PROBLEM DESCRIPTION: No pictures belong in the copy. Restate the rest of the data exactly.

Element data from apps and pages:
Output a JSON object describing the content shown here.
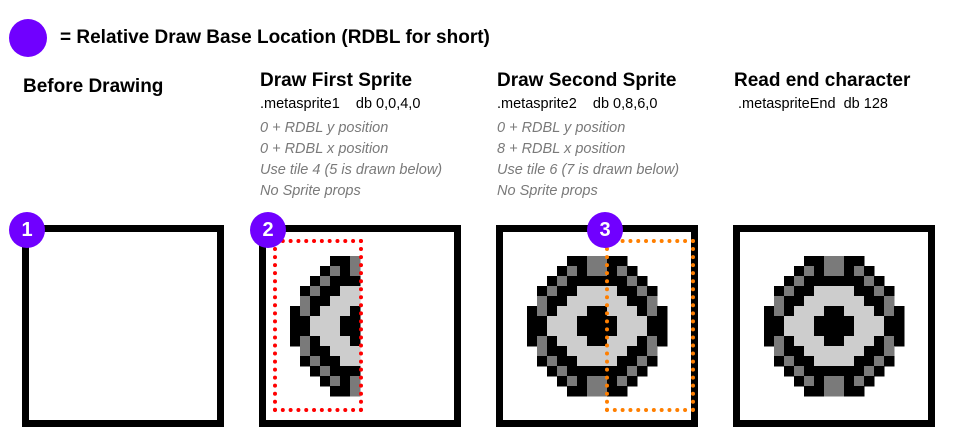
{
  "legend": {
    "text": "= Relative Draw Base Location (RDBL for short)",
    "marker_color": "#7000ff"
  },
  "columns": [
    {
      "title": "Before Drawing",
      "badge": "1"
    },
    {
      "title": "Draw First Sprite",
      "code": ".metasprite1    db 0,0,4,0",
      "notes": [
        "0 + RDBL y position",
        "0 + RDBL x position",
        "Use tile 4 (5 is drawn below)",
        "No Sprite props"
      ],
      "badge": "2",
      "box_color": "#ff0000"
    },
    {
      "title": "Draw Second Sprite",
      "code": ".metasprite2    db 0,8,6,0",
      "notes": [
        "0 + RDBL y position",
        "8 + RDBL x position",
        "Use tile 6 (7 is drawn below)",
        "No Sprite props"
      ],
      "badge": "3",
      "box_color": "#ff7f00"
    },
    {
      "title": "Read end character",
      "code": " .metaspriteEnd  db 128"
    }
  ],
  "palette": [
    "#ffffff",
    "#000000",
    "#7a7a7a",
    "#cdcdcd"
  ]
}
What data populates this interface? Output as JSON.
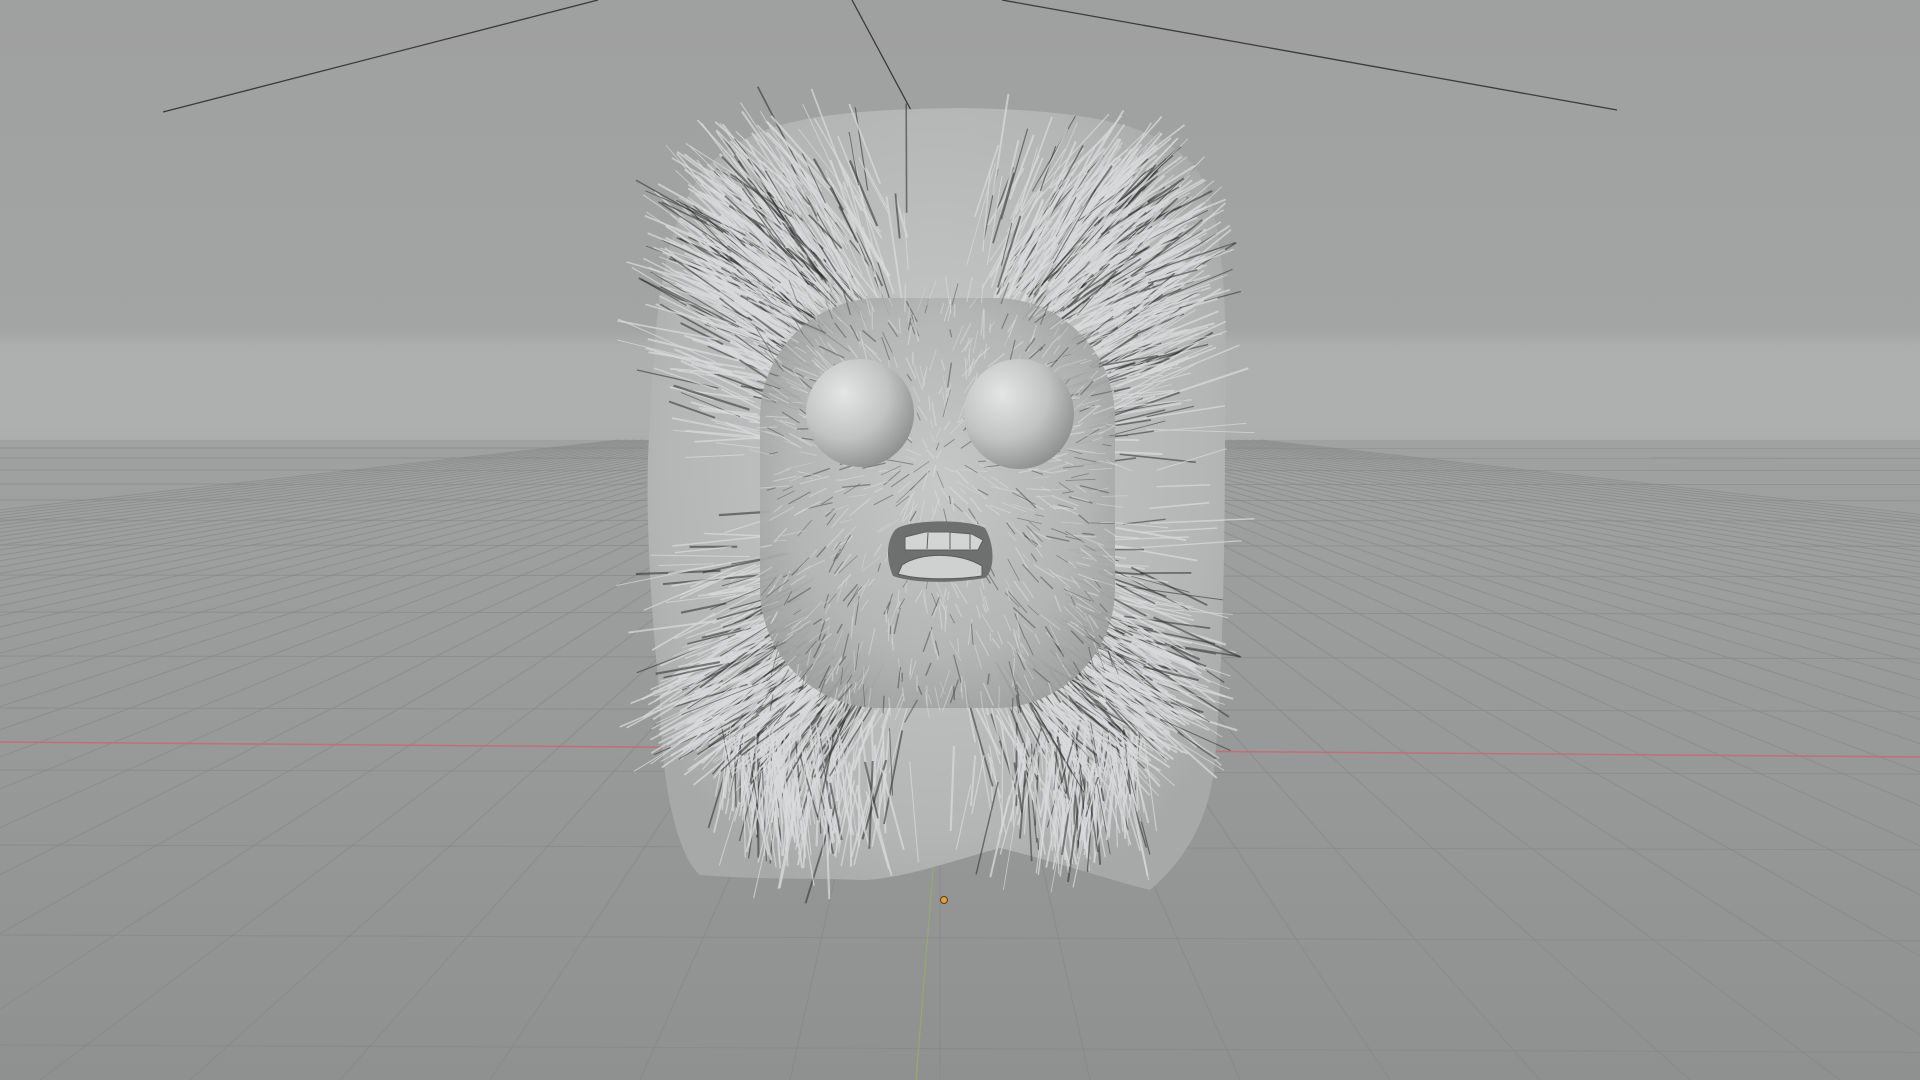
{
  "app": {
    "name": "3D viewport",
    "view": "perspective",
    "shading": "solid"
  },
  "colors": {
    "background_top": "#9fa0a0",
    "horizon_band": "#b0b1b1",
    "floor": "#989999",
    "grid_line": "#838484",
    "x_axis": "#c0707a",
    "y_axis": "#97a86a",
    "fur_light": "#d9dadb",
    "fur_dark": "#2c2c2c",
    "body_shade": "#b9baba",
    "eye": "#c9caca",
    "origin_marker": "#e0a040"
  },
  "scene_objects": [
    {
      "name": "fur-creature",
      "type": "mesh-with-hair-particles",
      "selected": false
    },
    {
      "name": "left-eye",
      "type": "sphere"
    },
    {
      "name": "right-eye",
      "type": "sphere"
    },
    {
      "name": "mouth",
      "type": "cavity-with-teeth"
    },
    {
      "name": "camera-or-light-wires",
      "type": "wire-lines"
    }
  ],
  "icons": [
    "object-origin-icon"
  ]
}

EXERCISE RESULT:
Output a JSON object describing the content shown here.
{
  "legend": {
    "text": "= Relative Draw Base Location (RDBL for short)",
    "marker_color": "#7000ff"
  },
  "columns": [
    {
      "title": "Before Drawing",
      "badge": "1"
    },
    {
      "title": "Draw First Sprite",
      "code": ".metasprite1    db 0,0,4,0",
      "notes": [
        "0 + RDBL y position",
        "0 + RDBL x position",
        "Use tile 4 (5 is drawn below)",
        "No Sprite props"
      ],
      "badge": "2",
      "box_color": "#ff0000"
    },
    {
      "title": "Draw Second Sprite",
      "code": ".metasprite2    db 0,8,6,0",
      "notes": [
        "0 + RDBL y position",
        "8 + RDBL x position",
        "Use tile 6 (7 is drawn below)",
        "No Sprite props"
      ],
      "badge": "3",
      "box_color": "#ff7f00"
    },
    {
      "title": "Read end character",
      "code": " .metaspriteEnd  db 128"
    }
  ],
  "palette": [
    "#ffffff",
    "#000000",
    "#7a7a7a",
    "#cdcdcd"
  ]
}
What data populates this interface? Output as JSON.
{
  "app": {
    "name": "3D viewport",
    "view": "perspective",
    "shading": "solid"
  },
  "colors": {
    "background_top": "#9fa0a0",
    "horizon_band": "#b0b1b1",
    "floor": "#989999",
    "grid_line": "#838484",
    "x_axis": "#c0707a",
    "y_axis": "#97a86a",
    "fur_light": "#d9dadb",
    "fur_dark": "#2c2c2c",
    "body_shade": "#b9baba",
    "eye": "#c9caca",
    "origin_marker": "#e0a040"
  },
  "scene_objects": [
    {
      "name": "fur-creature",
      "type": "mesh-with-hair-particles",
      "selected": false
    },
    {
      "name": "left-eye",
      "type": "sphere"
    },
    {
      "name": "right-eye",
      "type": "sphere"
    },
    {
      "name": "mouth",
      "type": "cavity-with-teeth"
    },
    {
      "name": "camera-or-light-wires",
      "type": "wire-lines"
    }
  ],
  "icons": [
    "object-origin-icon"
  ]
}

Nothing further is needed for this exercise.